Innovative Treatment, Advanced Oxidation, Reclaimed Water, Ultraviolet light, Peroxide, Disinfection, Microcontaminants
Many regions of the United States, experiencing rapid population growth and faced with the challenge of meeting increased water demands, are turning to reclaimed water as an alternative water supply source. Concurrent with the rising need for reclaimed water is the rising public concern over emerging pathogens and micropollutants. As part of the WateReuse Foundation’s (WRF) project on “Innovative Treatment Technologies for Reclaimed Water” (WRF 02-009), an advanced oxidation process using ultraviolet light/hydrogen peroxide (UV/H2O2) was tested for pathogen and microcontaminant destruction on filtered wastewater effluent.
To meet the technical challenges, Duke University teamed with Carollo Engineers, as well as the United States Department of Agriculture (USDA), and others to research the use of UV alone and UV in conjunction with H2O2 for disinfection and micropollutant destruction. The project includes detailed benchtop, pilot, and full-scale investigations of conventional and emerging (yet market ready) technologies. This article discusses the operation and results of the UV/H2O2 pilot. Benchtop testing for a range of technologies was performed concurrent and subsequent to the testing documented here, and the results will be presented elsewhere.

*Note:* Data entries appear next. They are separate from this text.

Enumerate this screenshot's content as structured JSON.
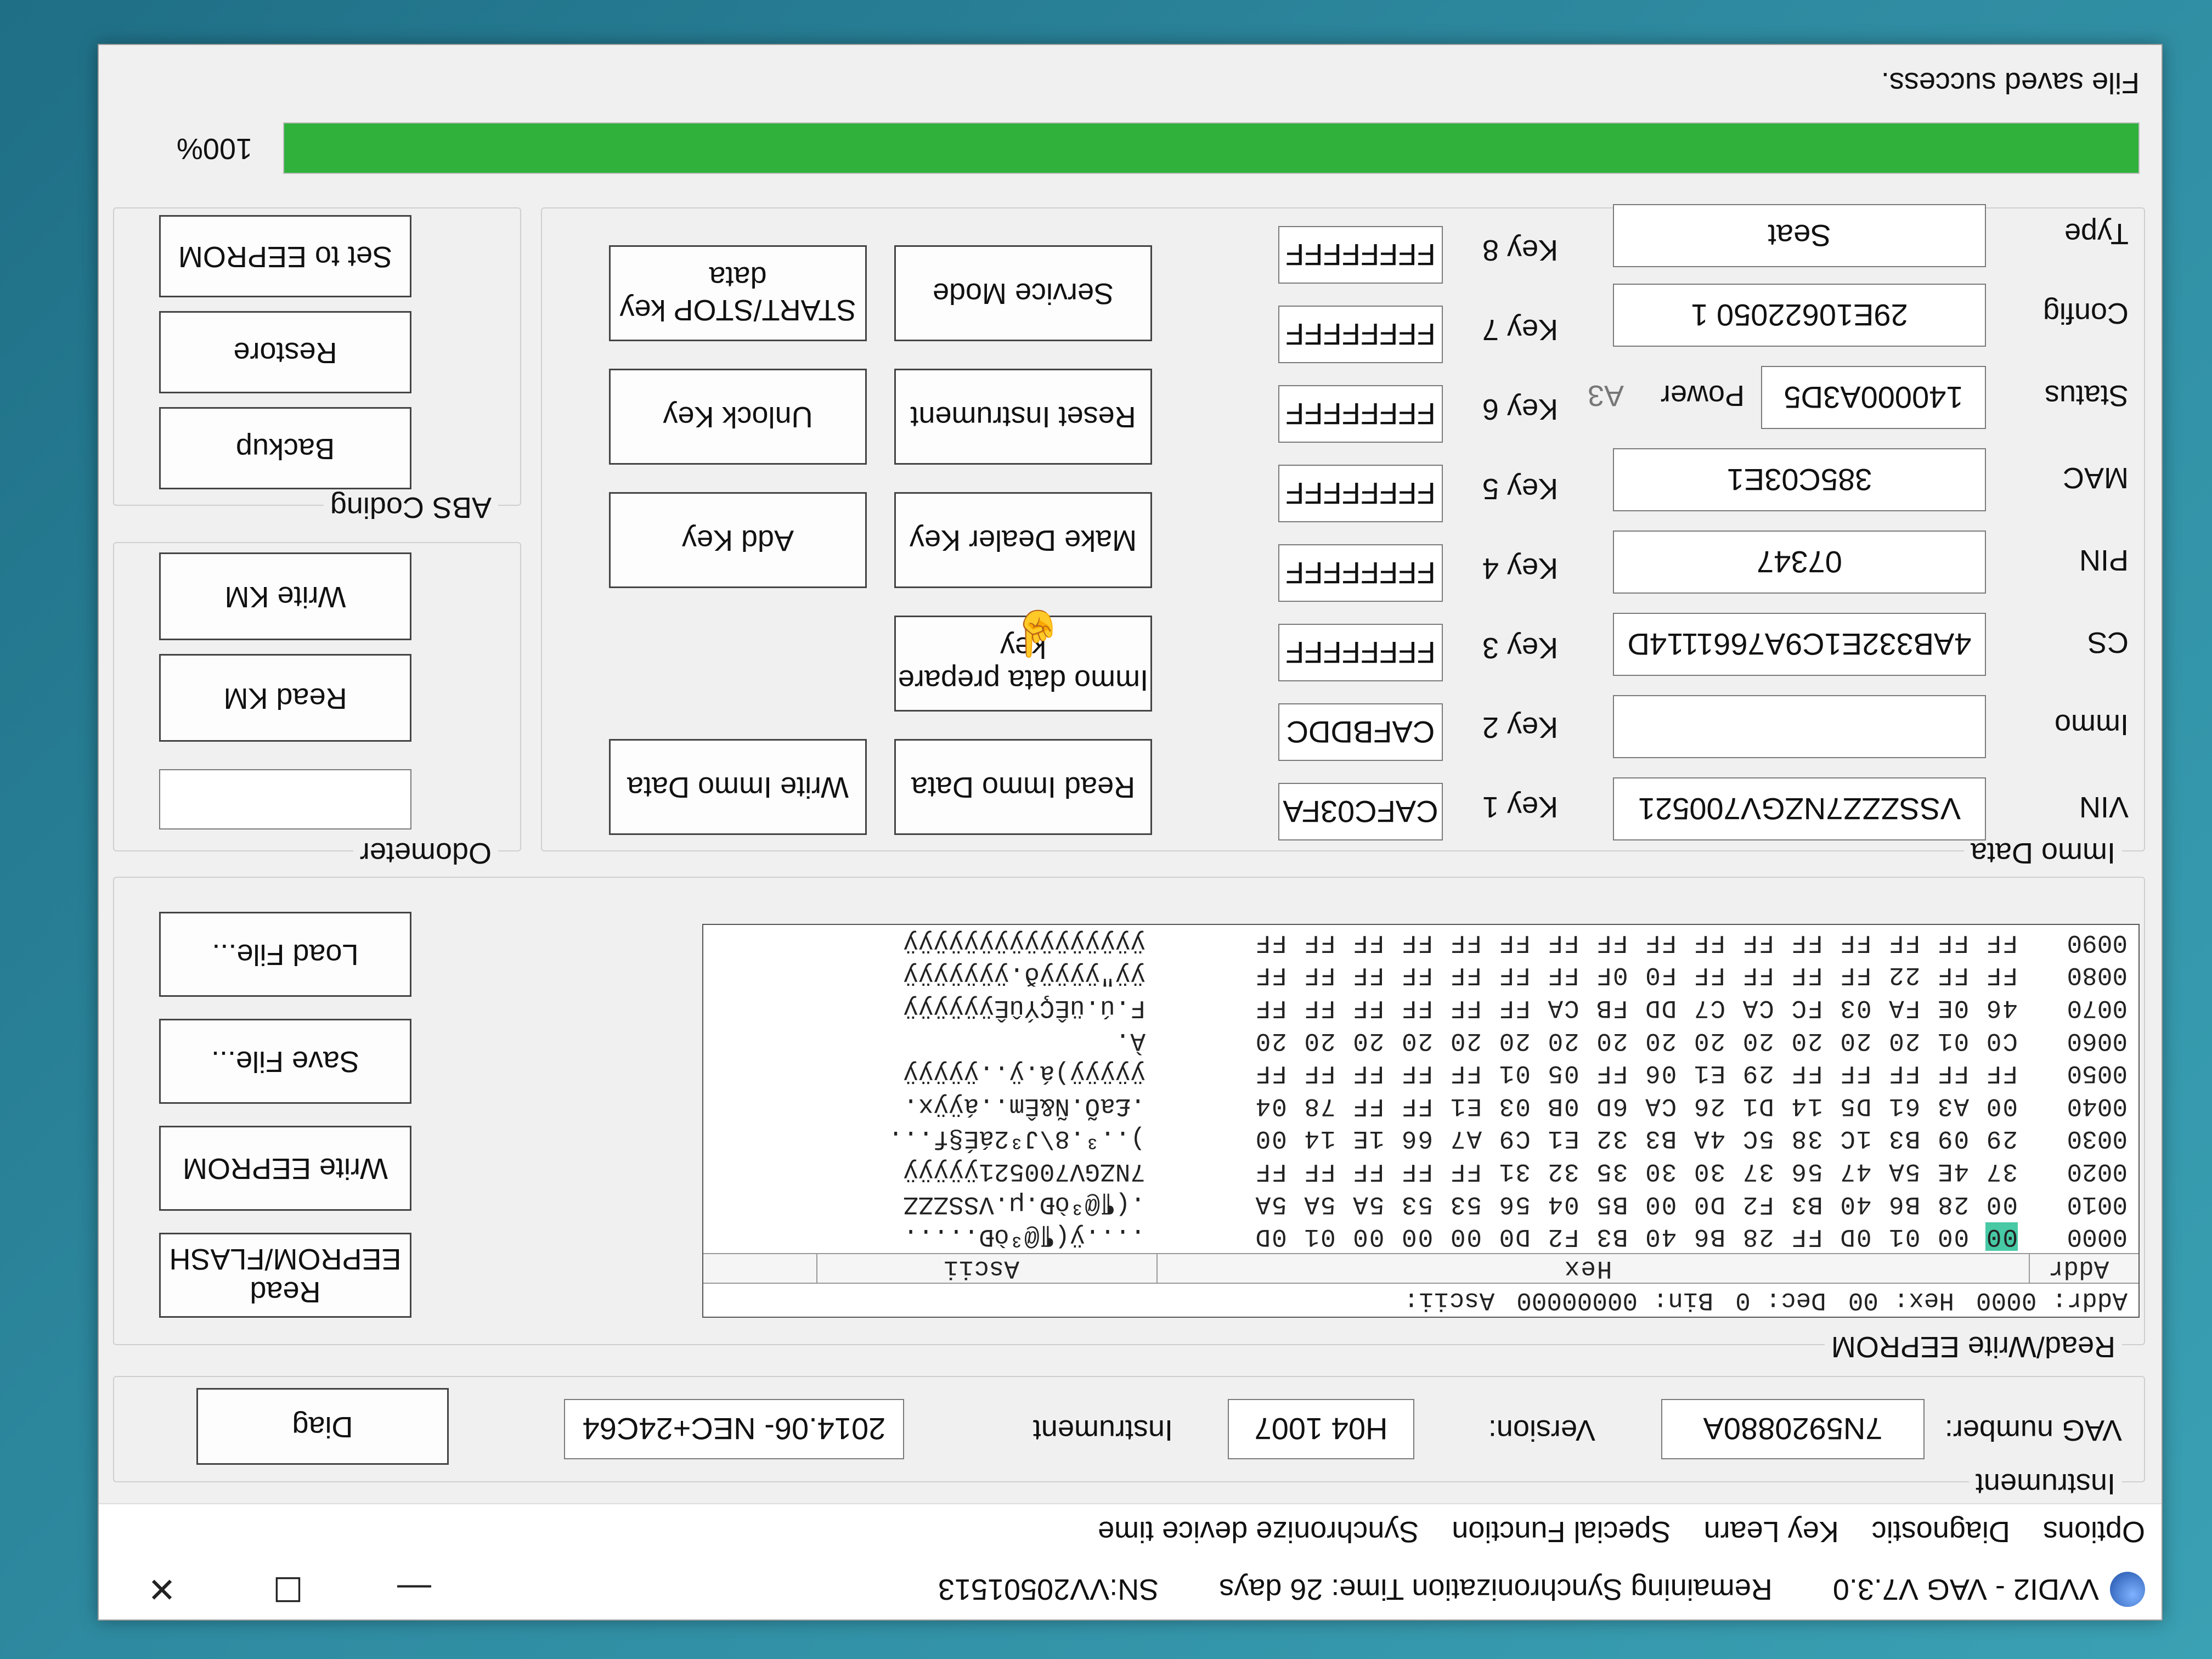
{
  "window": {
    "title": "VVDI2 - VAG V7.3.0",
    "sync_remaining": "Remaining Synchronization Time: 26 days",
    "serial": "SN:VV20501513",
    "minimize_glyph": "—",
    "maximize_glyph": "☐",
    "close_glyph": "✕"
  },
  "menu": [
    "Options",
    "Diagnostic",
    "Key Learn",
    "Special Function",
    "Synchronize device time"
  ],
  "instrument": {
    "group_label": "Instrument",
    "vag_number_label": "VAG number:",
    "vag_number": "7N5920880A",
    "version_label": "Version:",
    "version": "H04 1007",
    "instrument_label": "Instrument",
    "instrument_value": "2014.06- NEC+24C64",
    "diag_button": "Diag"
  },
  "eeprom": {
    "group_label": "Read/Write EEPROM",
    "status": {
      "addr": "Addr: 0000",
      "hex": "Hex: 00",
      "dec": "Dec: 0",
      "bin": "Bin: 00000000",
      "ascii": "Ascii:"
    },
    "columns": {
      "addr": "Addr",
      "hex": "Hex",
      "ascii": "Ascii"
    },
    "rows": [
      {
        "addr": "0000",
        "first": "00",
        "hex": " 00 01 0D FF 28 B6 40 B3 F2 D0 00 00 00 01 0D",
        "ascii": "....ÿ(¶@³òÐ....."
      },
      {
        "addr": "0010",
        "first": "",
        "hex": "00 28 B6 40 B3 F2 D0 00 B5 04 56 53 53 5A 5A 5A",
        "ascii": ".(¶@³òÐ.µ.VSSZZZ"
      },
      {
        "addr": "0020",
        "first": "",
        "hex": "37 4E 5A 47 56 37 30 30 35 32 31 FF FF FF FF FF",
        "ascii": "7NZGV700521ÿÿÿÿÿ"
      },
      {
        "addr": "0030",
        "first": "",
        "hex": "29 09 B3 1C 38 5C 4A B3 32 E1 C9 A7 66 1E 14 00",
        "ascii": ")..³.8\\J³2áÉ§f..."
      },
      {
        "addr": "0040",
        "first": "",
        "hex": "00 A3 61 D5 14 D1 26 CA 6D 0B 03 E1 FF FF 78 04",
        "ascii": ".£aÕ.Ñ&Êm..áÿÿx."
      },
      {
        "addr": "0050",
        "first": "",
        "hex": "FF FF FF FF FF 29 E1 06 FF 05 01 FF FF FF FF FF",
        "ascii": "ÿÿÿÿÿ)á.ÿ..ÿÿÿÿÿ"
      },
      {
        "addr": "0060",
        "first": "",
        "hex": "C0 01 20 20 20 20 20 20 20 20 20 20 20 20 20 20",
        "ascii": "À.              "
      },
      {
        "addr": "0070",
        "first": "",
        "hex": "46 0E FA 03 FC CA C7 DD FB CA FF FF FF FF FF FF",
        "ascii": "F.ú.üÊÇÝûÊÿÿÿÿÿÿ"
      },
      {
        "addr": "0080",
        "first": "",
        "hex": "FF FF 22 FF FF FF FF F0 0F FF FF FF FF FF FF FF",
        "ascii": "ÿÿ\"ÿÿÿÿð.ÿÿÿÿÿÿÿ"
      },
      {
        "addr": "0090",
        "first": "",
        "hex": "FF FF FF FF FF FF FF FF FF FF FF FF FF FF FF FF",
        "ascii": "ÿÿÿÿÿÿÿÿÿÿÿÿÿÿÿÿ"
      }
    ],
    "buttons": {
      "read": "Read EEPROM/FLASH",
      "write": "Write EEPROM",
      "save": "Save File...",
      "load": "Load File..."
    }
  },
  "immo": {
    "group_label": "Immo Data",
    "vin_label": "VIN",
    "vin": "VSSZZZ7NZGV700521",
    "immo_label": "Immo",
    "immo": "",
    "cs_label": "CS",
    "cs": "4AB332E1C9A7661114D",
    "pin_label": "PIN",
    "pin": "07347",
    "mac_label": "MAC",
    "mac": "385C03E1",
    "status_label": "Status",
    "status": "140000A3D5",
    "power_label": "Power",
    "power_value": "A3",
    "config_label": "Config",
    "config": "29E10622050 1",
    "type_label": "Type",
    "type": "Seat",
    "keys": [
      {
        "label": "Key 1",
        "value": "CAFC03FA"
      },
      {
        "label": "Key 2",
        "value": "CAFBDDC"
      },
      {
        "label": "Key 3",
        "value": "FFFFFFFF"
      },
      {
        "label": "Key 4",
        "value": "FFFFFFFF"
      },
      {
        "label": "Key 5",
        "value": "FFFFFFFF"
      },
      {
        "label": "Key 6",
        "value": "FFFFFFFF"
      },
      {
        "label": "Key 7",
        "value": "FFFFFFFF"
      },
      {
        "label": "Key 8",
        "value": "FFFFFFFF"
      }
    ],
    "buttons": {
      "read_immo": "Read Immo Data",
      "write_immo": "Write Immo Data",
      "prepare_key": "Immo data prepare key",
      "make_dealer": "Make Dealer Key",
      "add_key": "Add Key",
      "reset_instrument": "Reset Instrument",
      "unlock_key": "Unlock Key",
      "service_mode": "Service Mode",
      "start_stop": "START/STOP key data"
    }
  },
  "odometer": {
    "group_label": "Odometer",
    "value": "",
    "read_km": "Read KM",
    "write_km": "Write KM"
  },
  "abs": {
    "group_label": "ABS Coding",
    "backup": "Backup",
    "restore": "Restore",
    "set_eeprom": "Set to EEPROM"
  },
  "progress": {
    "percent": 100,
    "label": "100%"
  },
  "status_message": "File saved success.",
  "colors": {
    "progress": "#2fb13c",
    "highlight": "#47c9a5"
  }
}
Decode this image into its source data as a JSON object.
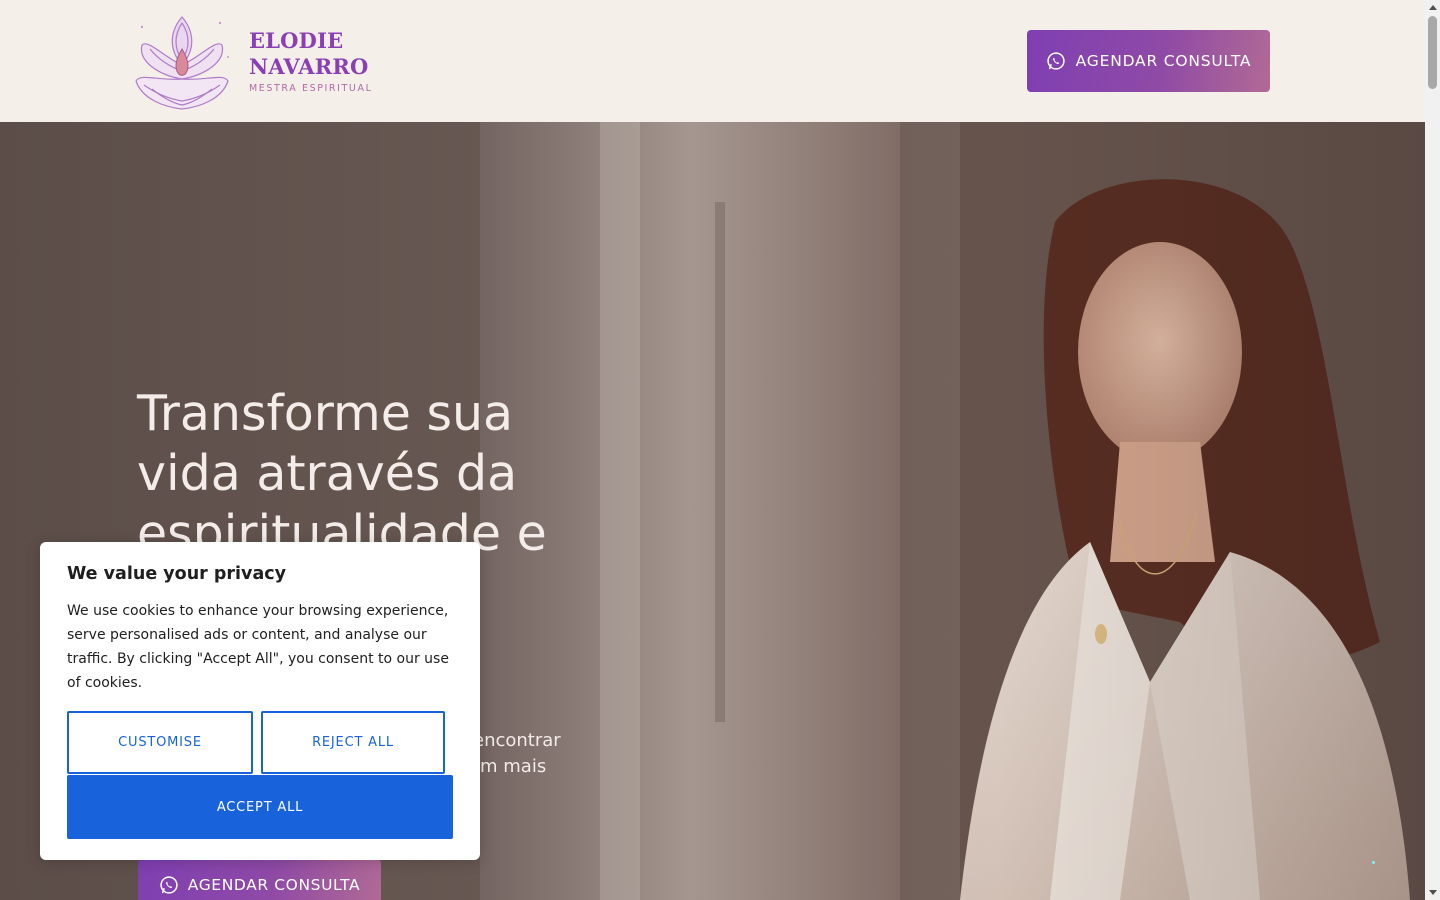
{
  "header": {
    "logo": {
      "name_line1": "ELODIE",
      "name_line2": "NAVARRO",
      "subtitle": "MESTRA ESPIRITUAL"
    },
    "cta_label": "AGENDAR CONSULTA",
    "cta_icon": "whatsapp-icon"
  },
  "hero": {
    "title": "Transforme sua vida através da espiritualidade e",
    "subtitle_visible_fragments": [
      "encontrar",
      "om mais"
    ],
    "cta_label": "AGENDAR CONSULTA",
    "cta_icon": "whatsapp-icon"
  },
  "cookie_banner": {
    "title": "We value your privacy",
    "text": "We use cookies to enhance your browsing experience, serve personalised ads or content, and analyse our traffic. By clicking \"Accept All\", you consent to our use of cookies.",
    "customise_label": "CUSTOMISE",
    "reject_label": "REJECT ALL",
    "accept_label": "ACCEPT ALL"
  },
  "colors": {
    "brand_purple": "#7f3fb2",
    "brand_pink": "#b16a95",
    "header_bg": "#f5efea",
    "cookie_blue": "#1863dc"
  }
}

The UV/H2O2 pilot demonstrated that UV alone at low UV doses (<50 mJ/cm2) did not result in measurable nitrosodimethylamine (NDMA) destruction. However, UV/ H2O2 at low UV doses (<50 mJ/cm2) did result in measurable destruction of specific microconstituents, and UV/H2O2 at high UV doses (>100 mJ/cm2) resulted in substantial microconstituent destruction. Substantial log reduction of virus (seeded MS-2 coliphage) was achieved at low UV doses (<50 mJ/cm2), as is commonly found in the literature.